WHAT TO DO —
Search the listing for "truck" and copy every line where it appears.

SUPPLIED MATERIAL —
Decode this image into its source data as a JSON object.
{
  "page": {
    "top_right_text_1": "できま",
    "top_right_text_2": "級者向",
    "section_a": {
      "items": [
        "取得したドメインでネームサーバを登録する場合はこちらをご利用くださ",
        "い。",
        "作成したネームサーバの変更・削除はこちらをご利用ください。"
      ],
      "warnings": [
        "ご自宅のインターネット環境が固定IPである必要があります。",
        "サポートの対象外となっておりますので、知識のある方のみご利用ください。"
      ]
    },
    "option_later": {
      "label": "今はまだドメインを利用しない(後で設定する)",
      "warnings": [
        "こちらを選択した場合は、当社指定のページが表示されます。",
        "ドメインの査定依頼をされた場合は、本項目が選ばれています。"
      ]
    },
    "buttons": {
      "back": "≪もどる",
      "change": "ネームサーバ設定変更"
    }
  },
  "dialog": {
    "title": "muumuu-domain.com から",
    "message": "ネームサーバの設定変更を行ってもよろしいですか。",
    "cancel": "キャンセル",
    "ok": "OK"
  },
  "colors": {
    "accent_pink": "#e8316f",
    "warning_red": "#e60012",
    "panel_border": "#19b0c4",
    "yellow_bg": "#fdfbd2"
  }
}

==

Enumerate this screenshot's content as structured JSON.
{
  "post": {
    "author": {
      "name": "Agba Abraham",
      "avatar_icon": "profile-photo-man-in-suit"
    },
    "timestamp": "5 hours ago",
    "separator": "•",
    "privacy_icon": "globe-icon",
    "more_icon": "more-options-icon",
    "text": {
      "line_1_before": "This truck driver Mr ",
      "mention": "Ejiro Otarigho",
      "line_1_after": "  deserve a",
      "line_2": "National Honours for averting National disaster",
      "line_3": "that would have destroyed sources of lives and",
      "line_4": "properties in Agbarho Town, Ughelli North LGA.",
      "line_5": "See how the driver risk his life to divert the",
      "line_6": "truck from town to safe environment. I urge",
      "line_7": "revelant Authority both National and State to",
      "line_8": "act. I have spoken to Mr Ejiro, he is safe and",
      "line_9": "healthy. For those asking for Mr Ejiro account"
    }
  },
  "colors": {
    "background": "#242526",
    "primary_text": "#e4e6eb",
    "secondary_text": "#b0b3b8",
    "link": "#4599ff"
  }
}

SOLVED EXERCISE —
      "line_1_before": "This truck driver Mr ",
      "line_6": "truck from town to safe environment. I urge",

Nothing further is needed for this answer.